In legal terms, a fact is “material” in a personal injury lawsuit when it is essential to the plaintiff’s theory of recovery. When there is a “genuine issue of material fact,” it means that reasonable people could disagree about the material fact being considered. In such cases, a determination of such a fact is properly left to the jury or judge at trial.
Occasionally, however, a case will involve a material fact about which, based on the evidence, only one conclusion could be drawn. When a party believes this is the case, they may file a motion for summary judgment requesting that a ruling be made without the need for trial.
When making this motion, the initial burden is on the party making it to show that based on the evidence available, no genuine issue of material fact exists. If the moving party is able to do so, the burden then shifts to the other party to present evidence showing that an issue does actually exist. If the other party is unable to do so, the court will grant the motion.

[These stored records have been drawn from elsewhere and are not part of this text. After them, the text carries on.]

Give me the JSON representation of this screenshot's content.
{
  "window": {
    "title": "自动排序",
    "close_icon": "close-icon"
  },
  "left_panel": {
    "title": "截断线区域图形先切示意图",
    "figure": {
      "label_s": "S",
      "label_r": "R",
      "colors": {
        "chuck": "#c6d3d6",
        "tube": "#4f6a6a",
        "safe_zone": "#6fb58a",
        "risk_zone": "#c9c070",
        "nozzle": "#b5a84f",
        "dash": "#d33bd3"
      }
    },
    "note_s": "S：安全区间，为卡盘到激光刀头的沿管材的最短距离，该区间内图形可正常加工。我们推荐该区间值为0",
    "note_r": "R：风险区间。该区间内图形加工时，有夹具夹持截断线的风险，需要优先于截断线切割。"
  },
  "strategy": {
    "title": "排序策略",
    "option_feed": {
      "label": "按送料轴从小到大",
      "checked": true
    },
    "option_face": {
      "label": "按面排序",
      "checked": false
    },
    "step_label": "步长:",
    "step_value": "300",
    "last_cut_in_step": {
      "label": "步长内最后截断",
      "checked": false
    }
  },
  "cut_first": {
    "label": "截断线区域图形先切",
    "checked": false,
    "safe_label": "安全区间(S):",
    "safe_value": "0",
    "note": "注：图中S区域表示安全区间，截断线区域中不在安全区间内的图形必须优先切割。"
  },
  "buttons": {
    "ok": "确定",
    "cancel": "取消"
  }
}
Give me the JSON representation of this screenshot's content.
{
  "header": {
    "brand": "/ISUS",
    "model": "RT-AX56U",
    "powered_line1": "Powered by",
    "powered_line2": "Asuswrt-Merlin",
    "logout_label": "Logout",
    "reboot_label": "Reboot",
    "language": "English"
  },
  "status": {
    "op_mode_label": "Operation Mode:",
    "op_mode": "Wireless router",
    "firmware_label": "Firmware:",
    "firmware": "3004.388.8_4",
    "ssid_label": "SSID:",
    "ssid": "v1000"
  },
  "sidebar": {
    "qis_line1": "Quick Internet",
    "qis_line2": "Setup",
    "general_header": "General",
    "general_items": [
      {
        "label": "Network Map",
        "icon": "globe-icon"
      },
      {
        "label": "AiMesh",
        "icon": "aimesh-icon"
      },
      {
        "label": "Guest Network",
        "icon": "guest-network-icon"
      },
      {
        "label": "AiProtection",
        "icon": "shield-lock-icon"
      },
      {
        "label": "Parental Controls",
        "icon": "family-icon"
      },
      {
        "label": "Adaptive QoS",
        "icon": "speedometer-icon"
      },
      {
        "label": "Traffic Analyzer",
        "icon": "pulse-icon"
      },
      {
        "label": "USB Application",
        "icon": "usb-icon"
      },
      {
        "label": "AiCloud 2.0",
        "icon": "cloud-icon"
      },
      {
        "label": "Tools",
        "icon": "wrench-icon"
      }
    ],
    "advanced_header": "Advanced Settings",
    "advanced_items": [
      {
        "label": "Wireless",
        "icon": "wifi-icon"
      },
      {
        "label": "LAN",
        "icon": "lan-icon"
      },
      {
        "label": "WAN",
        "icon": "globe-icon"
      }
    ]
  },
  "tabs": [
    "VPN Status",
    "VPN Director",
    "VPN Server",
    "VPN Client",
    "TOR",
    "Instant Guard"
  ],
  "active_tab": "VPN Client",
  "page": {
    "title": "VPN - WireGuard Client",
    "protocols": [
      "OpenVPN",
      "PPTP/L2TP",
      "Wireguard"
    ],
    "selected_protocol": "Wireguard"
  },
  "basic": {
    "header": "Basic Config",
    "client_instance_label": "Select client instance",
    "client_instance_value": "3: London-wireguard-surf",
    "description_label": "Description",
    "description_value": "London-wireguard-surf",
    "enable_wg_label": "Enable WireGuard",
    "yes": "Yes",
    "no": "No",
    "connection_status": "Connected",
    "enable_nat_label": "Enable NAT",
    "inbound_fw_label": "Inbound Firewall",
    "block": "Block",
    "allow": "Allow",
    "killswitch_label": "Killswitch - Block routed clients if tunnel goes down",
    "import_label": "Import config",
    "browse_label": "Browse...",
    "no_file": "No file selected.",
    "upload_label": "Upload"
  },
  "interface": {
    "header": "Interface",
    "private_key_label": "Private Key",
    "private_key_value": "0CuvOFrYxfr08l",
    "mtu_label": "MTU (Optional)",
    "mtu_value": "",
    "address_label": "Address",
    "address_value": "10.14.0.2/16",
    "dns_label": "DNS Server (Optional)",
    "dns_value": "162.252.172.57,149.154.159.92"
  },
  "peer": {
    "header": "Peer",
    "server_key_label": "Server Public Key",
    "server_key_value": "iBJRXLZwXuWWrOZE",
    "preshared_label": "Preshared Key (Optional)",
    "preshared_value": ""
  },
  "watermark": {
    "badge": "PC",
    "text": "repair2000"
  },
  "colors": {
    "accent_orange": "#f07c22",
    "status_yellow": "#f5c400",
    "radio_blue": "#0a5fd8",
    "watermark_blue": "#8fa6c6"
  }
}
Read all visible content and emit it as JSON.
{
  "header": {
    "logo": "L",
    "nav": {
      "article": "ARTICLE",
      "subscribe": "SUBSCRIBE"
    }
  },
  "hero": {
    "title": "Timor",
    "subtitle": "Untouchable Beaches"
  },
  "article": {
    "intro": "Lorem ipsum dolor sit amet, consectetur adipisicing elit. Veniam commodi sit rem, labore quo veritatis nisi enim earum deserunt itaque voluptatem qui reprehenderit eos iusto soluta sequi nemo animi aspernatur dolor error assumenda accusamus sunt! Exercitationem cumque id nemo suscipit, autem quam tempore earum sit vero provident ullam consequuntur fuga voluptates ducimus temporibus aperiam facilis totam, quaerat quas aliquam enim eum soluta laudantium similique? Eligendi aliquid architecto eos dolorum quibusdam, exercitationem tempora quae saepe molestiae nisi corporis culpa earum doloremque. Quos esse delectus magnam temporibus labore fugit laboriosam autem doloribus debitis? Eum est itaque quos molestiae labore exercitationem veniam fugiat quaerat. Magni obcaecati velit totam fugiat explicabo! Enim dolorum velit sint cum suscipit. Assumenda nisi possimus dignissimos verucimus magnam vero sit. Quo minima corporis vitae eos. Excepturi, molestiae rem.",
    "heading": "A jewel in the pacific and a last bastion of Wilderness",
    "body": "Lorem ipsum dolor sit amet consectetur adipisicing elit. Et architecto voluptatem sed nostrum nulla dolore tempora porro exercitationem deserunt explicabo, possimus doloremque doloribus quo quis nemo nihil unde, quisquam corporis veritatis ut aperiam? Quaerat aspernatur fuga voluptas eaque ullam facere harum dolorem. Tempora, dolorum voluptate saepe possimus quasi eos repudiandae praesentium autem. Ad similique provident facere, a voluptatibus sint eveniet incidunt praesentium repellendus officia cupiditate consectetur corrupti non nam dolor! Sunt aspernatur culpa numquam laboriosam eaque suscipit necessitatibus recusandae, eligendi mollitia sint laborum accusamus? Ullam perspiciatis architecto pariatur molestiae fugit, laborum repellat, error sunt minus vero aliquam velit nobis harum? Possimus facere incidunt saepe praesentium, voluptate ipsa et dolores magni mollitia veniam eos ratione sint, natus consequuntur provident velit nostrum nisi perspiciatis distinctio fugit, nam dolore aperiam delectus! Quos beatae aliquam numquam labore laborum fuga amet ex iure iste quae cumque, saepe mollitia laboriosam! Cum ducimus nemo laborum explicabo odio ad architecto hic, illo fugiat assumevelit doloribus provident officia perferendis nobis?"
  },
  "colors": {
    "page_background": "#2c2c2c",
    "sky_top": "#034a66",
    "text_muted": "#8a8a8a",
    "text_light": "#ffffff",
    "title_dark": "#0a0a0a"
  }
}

In personal injury lawsuits, it is unusual for issues of negligence to be decided by summary judgment. In cases where reasonable people could not possibly differ, however, it can occur.
If you have suffered an injury due to another’s negligence and have any questions, we would be happy to help you. Please feel free to call us at 504-581-6411 or 855-GERTLER.